(Beginning of MATERIALS PROVIDED)

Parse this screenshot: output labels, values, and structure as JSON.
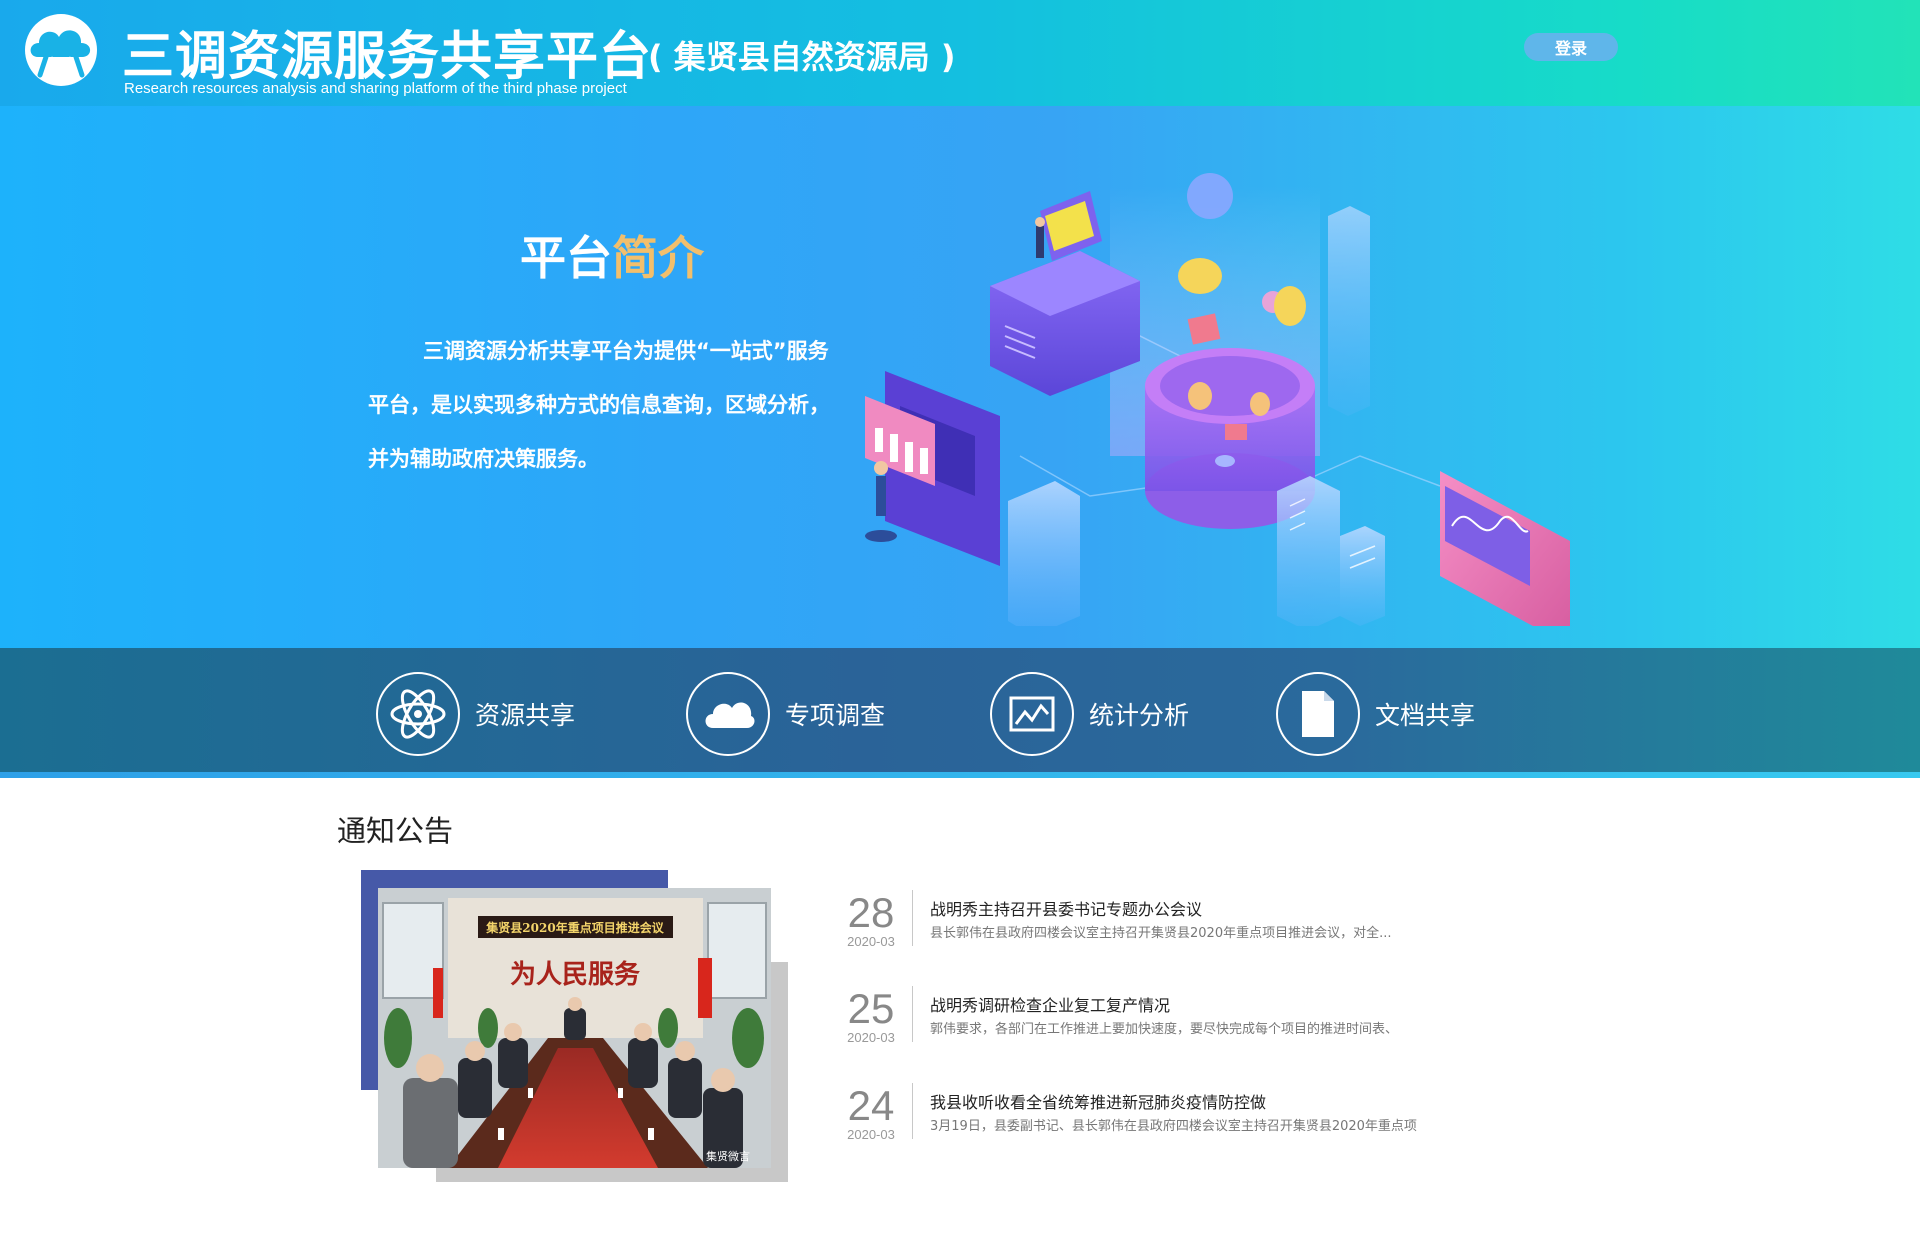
{
  "header": {
    "title": "三调资源服务共享平台",
    "subtitle": "( 集贤县自然资源局 )",
    "english": "Research resources analysis and sharing platform of the third phase project",
    "login_label": "登录"
  },
  "hero": {
    "title_part1": "平台",
    "title_part2": "简介",
    "lines": [
      "三调资源分析共享平台为提供“一站式”服务",
      "平台，是以实现多种方式的信息查询，区域分析，",
      "并为辅助政府决策服务。"
    ]
  },
  "features": [
    {
      "label": "资源共享",
      "icon": "atom-icon"
    },
    {
      "label": "专项调查",
      "icon": "cloud-icon"
    },
    {
      "label": "统计分析",
      "icon": "chart-icon"
    },
    {
      "label": "文档共享",
      "icon": "document-icon"
    }
  ],
  "notice": {
    "title": "通知公告",
    "photo": {
      "banner": "集贤县2020年重点项目推进会议",
      "calligraphy": "为人民服务",
      "watermark": "集贤微言"
    },
    "items": [
      {
        "day": "28",
        "month": "2020-03",
        "title": "战明秀主持召开县委书记专题办公会议",
        "summary": "县长郭伟在县政府四楼会议室主持召开集贤县2020年重点项目推进会议，对全..."
      },
      {
        "day": "25",
        "month": "2020-03",
        "title": "战明秀调研检查企业复工复产情况",
        "summary": "郭伟要求，各部门在工作推进上要加快速度，要尽快完成每个项目的推进时间表、"
      },
      {
        "day": "24",
        "month": "2020-03",
        "title": "我县收听收看全省统筹推进新冠肺炎疫情防控做",
        "summary": "3月19日，县委副书记、县长郭伟在县政府四楼会议室主持召开集贤县2020年重点项"
      }
    ]
  },
  "colors": {
    "header_start": "#19a9ec",
    "header_end": "#22e3b8",
    "hero_accent": "#f2bf6c",
    "feature_bar": "#2a6398"
  }
}
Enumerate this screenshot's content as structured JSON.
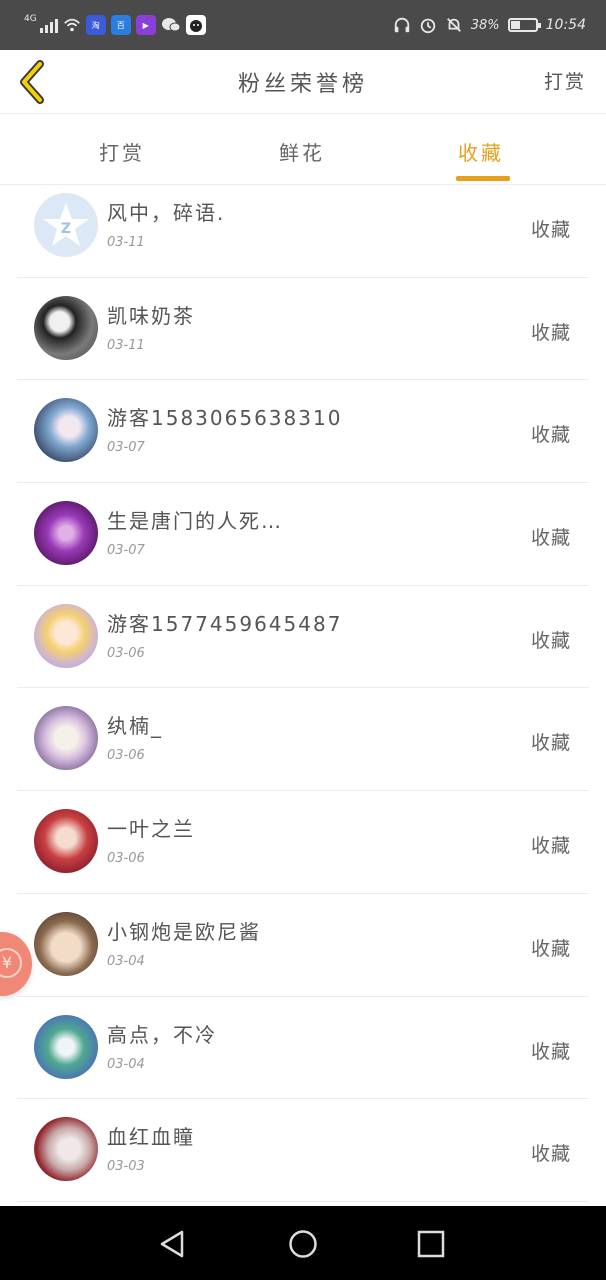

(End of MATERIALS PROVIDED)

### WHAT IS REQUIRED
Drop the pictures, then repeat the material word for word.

### OUTPUT OF THE EXERCISE
Parse this screenshot: output labels, values, and structure as JSON.
{
  "header": {
    "title": "三调资源服务共享平台",
    "subtitle": "( 集贤县自然资源局 )",
    "english": "Research resources analysis and sharing platform of the third phase project",
    "login_label": "登录"
  },
  "hero": {
    "title_part1": "平台",
    "title_part2": "简介",
    "lines": [
      "三调资源分析共享平台为提供“一站式”服务",
      "平台，是以实现多种方式的信息查询，区域分析，",
      "并为辅助政府决策服务。"
    ]
  },
  "features": [
    {
      "label": "资源共享",
      "icon": "atom-icon"
    },
    {
      "label": "专项调查",
      "icon": "cloud-icon"
    },
    {
      "label": "统计分析",
      "icon": "chart-icon"
    },
    {
      "label": "文档共享",
      "icon": "document-icon"
    }
  ],
  "notice": {
    "title": "通知公告",
    "photo": {
      "banner": "集贤县2020年重点项目推进会议",
      "calligraphy": "为人民服务",
      "watermark": "集贤微言"
    },
    "items": [
      {
        "day": "28",
        "month": "2020-03",
        "title": "战明秀主持召开县委书记专题办公会议",
        "summary": "县长郭伟在县政府四楼会议室主持召开集贤县2020年重点项目推进会议，对全..."
      },
      {
        "day": "25",
        "month": "2020-03",
        "title": "战明秀调研检查企业复工复产情况",
        "summary": "郭伟要求，各部门在工作推进上要加快速度，要尽快完成每个项目的推进时间表、"
      },
      {
        "day": "24",
        "month": "2020-03",
        "title": "我县收听收看全省统筹推进新冠肺炎疫情防控做",
        "summary": "3月19日，县委副书记、县长郭伟在县政府四楼会议室主持召开集贤县2020年重点项"
      }
    ]
  },
  "colors": {
    "header_start": "#19a9ec",
    "header_end": "#22e3b8",
    "hero_accent": "#f2bf6c",
    "feature_bar": "#2a6398"
  }
}
Enumerate this screenshot's content as structured JSON.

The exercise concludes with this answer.